As a novelist myself, this view of the short story cannot be further from my experience of writing. The short story is not a seedling novel, any more than a poem is a novel embryo. Short stories require immense discipline to write, the restricted palate and size constraints of the short story provoke a different style of thinking to that required for the novel. The novel is an expansive genre one which can contain multiple plot lines and many characters. Novels are also more likely to be character driven as the expanded space allows for significant development of the character rather than the short stories epiphany. Thus on the surface the two forms would appear to have little in common.
However, as Gerald Prince discusses in his attempt to define the short story, the short story “must be “literary”; offered for “display”; intended or taken to be beautiful, pleasing, aesthetically affecting.” (Prince 1993) The vagueness of this definition can easily be also applied to the literary novel, another genre of writing without a solid definition, unlike its sisters, crime writing, historical fiction, romance fiction etc. As literary fiction is the genre in which I am writing, the problems of definition are mine also. What is a literary work? When in either long or short form, this is a difficult question to answer. For me as a novelist it means that I classify my work as a Histographic Metafiction, after the postmodernist definition advanced by Linda Hutcheon, a process which denies closure, and disrupts ideas of grand narrative and certainty. (Clark, 1993) The contemporary short story interested in the disruption of identity, of the limits of language and the possibility of existing outside language and signification, outside the ‘I’ is a challenge to the society as a whole and an example of extreme individualisation where every marker of selfhood is thrown off. This is a difficult idea to sustain for a novelist, though writers like Beckett, Kafka and Calvino have managed to write works along such themes. The novelist with their expanded canvas is less likely to engage with this close disruption of identity, rather as I choose to do, the novelist will look to disrupt dominant social narratives, as Jeanette Winterson does in her novel, Boating for Beginners or more seriously in Jessica Anderson’s The Commandant.

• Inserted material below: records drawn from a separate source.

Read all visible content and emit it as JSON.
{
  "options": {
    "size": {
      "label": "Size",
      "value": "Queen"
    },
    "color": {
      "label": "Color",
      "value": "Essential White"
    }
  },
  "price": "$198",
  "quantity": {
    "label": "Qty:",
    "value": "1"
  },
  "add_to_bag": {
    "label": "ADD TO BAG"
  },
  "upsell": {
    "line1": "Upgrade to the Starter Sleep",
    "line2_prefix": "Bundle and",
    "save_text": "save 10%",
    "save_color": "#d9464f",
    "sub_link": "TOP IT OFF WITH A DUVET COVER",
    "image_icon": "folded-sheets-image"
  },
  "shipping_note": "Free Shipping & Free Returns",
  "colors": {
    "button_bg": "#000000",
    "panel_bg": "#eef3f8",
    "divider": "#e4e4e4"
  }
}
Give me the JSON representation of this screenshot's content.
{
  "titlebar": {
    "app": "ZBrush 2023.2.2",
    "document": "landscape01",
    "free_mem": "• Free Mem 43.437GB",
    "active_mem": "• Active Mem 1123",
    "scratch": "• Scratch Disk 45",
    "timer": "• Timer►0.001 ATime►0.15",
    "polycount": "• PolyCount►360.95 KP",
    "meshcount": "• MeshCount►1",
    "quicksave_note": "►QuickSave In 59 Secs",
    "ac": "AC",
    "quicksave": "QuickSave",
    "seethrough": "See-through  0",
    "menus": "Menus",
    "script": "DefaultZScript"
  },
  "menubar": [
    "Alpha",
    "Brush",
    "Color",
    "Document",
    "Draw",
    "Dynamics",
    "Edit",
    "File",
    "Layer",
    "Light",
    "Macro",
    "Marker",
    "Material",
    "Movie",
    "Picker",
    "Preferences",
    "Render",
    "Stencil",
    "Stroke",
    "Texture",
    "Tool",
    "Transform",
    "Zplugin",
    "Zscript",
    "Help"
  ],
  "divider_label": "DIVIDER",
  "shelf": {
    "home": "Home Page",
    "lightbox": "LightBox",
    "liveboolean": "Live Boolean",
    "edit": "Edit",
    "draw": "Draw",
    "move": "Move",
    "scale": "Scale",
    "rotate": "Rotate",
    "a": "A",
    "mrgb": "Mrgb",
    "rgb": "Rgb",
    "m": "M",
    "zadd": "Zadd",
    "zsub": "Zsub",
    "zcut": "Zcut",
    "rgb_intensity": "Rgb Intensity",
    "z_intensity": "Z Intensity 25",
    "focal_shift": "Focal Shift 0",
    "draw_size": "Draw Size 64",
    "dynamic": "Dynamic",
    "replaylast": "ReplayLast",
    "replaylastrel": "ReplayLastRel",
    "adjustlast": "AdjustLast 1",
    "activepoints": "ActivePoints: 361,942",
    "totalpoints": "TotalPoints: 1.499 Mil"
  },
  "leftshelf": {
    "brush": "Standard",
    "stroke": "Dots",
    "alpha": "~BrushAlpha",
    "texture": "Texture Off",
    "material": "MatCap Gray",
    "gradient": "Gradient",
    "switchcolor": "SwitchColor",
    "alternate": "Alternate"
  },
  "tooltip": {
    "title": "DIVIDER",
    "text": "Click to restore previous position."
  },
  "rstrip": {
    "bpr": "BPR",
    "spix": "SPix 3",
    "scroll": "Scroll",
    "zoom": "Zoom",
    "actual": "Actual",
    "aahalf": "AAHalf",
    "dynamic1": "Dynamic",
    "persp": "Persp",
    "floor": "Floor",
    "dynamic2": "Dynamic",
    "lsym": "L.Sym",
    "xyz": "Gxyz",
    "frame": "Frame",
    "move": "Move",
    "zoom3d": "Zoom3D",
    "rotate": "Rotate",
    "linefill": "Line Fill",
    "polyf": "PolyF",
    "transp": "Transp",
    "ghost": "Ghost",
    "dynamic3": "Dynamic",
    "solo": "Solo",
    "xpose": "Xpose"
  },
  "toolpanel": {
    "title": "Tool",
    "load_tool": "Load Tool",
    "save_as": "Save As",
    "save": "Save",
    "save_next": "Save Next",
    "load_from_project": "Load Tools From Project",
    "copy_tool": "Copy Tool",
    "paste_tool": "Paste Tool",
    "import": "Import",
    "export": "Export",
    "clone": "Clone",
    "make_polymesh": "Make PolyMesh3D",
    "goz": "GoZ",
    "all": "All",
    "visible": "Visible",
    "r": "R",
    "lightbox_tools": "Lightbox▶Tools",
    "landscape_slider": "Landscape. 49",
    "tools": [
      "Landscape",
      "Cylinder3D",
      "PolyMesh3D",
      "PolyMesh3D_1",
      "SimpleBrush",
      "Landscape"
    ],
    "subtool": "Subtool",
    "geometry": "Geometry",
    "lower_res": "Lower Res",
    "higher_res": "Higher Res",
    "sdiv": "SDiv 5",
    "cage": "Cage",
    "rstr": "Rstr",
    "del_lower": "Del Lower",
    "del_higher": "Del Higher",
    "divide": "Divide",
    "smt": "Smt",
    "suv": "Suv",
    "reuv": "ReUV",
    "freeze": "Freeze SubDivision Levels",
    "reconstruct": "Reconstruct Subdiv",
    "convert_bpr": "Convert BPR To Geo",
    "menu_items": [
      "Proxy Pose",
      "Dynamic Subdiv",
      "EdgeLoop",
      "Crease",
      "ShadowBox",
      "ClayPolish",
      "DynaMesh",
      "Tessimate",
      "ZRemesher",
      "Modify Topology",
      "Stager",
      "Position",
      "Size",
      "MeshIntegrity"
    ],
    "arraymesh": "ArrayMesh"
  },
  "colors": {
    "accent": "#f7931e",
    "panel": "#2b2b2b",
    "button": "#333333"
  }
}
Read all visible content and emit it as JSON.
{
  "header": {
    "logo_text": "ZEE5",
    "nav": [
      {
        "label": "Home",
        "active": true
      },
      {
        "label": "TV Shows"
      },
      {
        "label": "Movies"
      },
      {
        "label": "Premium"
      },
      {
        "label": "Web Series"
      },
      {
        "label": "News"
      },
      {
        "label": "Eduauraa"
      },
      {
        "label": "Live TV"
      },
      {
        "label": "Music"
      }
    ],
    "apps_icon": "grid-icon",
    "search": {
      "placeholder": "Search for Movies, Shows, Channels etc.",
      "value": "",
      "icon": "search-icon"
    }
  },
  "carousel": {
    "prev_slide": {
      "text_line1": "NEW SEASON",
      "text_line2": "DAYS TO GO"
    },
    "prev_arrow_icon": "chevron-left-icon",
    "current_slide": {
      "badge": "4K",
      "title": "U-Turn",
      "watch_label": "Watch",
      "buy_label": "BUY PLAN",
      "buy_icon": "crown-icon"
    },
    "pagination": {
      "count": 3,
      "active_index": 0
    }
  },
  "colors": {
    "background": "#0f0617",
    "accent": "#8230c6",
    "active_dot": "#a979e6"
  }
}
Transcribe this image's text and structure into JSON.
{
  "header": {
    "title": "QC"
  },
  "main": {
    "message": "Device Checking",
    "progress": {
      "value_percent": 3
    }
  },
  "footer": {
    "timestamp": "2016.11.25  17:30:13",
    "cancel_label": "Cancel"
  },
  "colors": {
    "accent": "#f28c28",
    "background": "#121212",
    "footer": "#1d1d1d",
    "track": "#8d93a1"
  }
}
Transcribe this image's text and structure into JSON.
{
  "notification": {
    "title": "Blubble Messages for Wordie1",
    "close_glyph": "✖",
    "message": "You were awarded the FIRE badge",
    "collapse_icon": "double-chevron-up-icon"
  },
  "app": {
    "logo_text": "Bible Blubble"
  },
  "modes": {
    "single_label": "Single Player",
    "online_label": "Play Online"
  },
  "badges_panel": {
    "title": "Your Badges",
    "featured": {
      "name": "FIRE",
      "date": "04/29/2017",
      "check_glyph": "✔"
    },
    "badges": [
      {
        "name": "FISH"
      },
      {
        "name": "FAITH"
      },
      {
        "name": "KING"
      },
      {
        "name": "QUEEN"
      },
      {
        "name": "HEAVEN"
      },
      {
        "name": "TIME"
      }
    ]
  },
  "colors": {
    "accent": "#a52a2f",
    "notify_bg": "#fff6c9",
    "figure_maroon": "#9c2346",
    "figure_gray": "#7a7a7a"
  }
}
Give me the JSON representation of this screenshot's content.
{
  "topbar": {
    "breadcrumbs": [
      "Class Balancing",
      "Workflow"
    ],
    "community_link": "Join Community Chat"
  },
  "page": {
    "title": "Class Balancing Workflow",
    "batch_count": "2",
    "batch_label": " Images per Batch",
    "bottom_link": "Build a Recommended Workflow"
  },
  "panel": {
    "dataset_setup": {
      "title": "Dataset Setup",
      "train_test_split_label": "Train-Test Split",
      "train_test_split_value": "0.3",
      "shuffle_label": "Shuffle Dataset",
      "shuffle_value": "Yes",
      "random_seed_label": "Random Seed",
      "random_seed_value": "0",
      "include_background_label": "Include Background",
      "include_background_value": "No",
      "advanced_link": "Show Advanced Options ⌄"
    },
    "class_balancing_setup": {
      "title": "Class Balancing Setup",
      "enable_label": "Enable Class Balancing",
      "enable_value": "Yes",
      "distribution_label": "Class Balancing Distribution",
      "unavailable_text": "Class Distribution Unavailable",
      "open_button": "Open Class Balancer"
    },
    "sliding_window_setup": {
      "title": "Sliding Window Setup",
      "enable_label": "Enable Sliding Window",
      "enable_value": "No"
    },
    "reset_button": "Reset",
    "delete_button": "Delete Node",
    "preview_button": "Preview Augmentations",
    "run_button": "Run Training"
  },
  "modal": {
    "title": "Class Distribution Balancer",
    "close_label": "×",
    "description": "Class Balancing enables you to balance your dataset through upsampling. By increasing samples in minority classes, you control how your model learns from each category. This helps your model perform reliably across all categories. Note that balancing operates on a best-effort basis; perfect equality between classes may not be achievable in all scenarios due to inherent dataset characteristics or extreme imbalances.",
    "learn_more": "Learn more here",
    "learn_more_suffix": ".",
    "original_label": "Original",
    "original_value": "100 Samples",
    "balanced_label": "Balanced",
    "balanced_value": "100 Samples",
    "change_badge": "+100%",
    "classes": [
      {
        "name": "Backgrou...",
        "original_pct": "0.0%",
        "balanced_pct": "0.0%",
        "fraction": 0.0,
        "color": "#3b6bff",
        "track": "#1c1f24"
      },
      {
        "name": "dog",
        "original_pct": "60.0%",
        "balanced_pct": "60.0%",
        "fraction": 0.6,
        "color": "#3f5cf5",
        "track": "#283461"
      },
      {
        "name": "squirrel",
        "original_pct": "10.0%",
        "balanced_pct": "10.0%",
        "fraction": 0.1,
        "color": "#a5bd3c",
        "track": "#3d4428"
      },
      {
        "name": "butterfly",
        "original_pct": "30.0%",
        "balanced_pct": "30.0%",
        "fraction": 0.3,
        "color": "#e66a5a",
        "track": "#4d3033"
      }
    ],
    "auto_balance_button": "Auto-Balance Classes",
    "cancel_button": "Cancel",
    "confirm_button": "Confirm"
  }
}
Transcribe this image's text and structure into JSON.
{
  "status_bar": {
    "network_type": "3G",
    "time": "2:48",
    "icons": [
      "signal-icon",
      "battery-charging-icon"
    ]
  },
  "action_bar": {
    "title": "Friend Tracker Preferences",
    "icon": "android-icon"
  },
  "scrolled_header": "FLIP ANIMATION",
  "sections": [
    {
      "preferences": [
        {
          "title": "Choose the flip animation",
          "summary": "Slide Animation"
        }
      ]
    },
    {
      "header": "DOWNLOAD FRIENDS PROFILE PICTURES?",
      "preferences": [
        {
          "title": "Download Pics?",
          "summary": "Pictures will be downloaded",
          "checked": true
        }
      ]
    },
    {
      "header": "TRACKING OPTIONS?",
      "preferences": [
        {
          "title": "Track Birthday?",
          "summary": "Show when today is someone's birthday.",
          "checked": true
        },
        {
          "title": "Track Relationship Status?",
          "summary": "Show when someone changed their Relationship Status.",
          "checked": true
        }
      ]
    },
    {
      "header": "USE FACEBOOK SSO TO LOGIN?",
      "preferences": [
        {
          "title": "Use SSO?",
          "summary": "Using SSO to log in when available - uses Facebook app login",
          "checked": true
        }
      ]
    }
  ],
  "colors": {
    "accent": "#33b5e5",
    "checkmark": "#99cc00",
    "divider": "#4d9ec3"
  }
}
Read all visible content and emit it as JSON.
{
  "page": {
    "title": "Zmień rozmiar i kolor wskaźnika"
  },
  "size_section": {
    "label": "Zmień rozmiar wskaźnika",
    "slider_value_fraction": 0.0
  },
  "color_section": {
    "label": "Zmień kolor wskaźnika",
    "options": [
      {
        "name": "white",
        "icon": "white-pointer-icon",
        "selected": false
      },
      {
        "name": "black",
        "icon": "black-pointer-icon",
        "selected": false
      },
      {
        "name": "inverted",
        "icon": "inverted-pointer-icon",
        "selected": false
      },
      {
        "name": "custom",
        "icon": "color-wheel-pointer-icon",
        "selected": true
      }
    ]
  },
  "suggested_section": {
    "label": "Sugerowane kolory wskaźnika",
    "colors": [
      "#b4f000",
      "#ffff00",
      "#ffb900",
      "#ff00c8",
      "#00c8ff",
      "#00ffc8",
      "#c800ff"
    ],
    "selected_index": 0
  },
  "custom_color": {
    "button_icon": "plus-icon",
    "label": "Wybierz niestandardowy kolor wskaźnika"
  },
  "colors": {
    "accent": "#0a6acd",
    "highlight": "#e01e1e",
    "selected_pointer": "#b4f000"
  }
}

From a purely structural point of view, all narrative fiction uses the same or similar devices and techniques to tell the story. What interests me, is the looseness of the definitions and how I can exploit this looseness to my own end, aiming to produce work that is, beautiful, aesthetically pleasing and also disruptive.
Anderson, J, 2012, The Commandant, 1st edn, Text, Melbourne.
Bryson, M, 2009, Short story theory, The New Can Lit, viewed 4th June 2014, http://thenewcanlit.blogspot.com.au/2009/08/short-story-theory.html
Clark, M.M, 1993, After epiphany: American stories in the postmodern age – The Short Story: Theory and practice, Style, Vol. 27 Issue 3.
Prince, G, 1993, the long and the short of it – The short story theory and practice, Style, Vol. 27 Issue 3.
Winterson, J, 1999, Boating for Beginners, 29th edn, Vintage, London.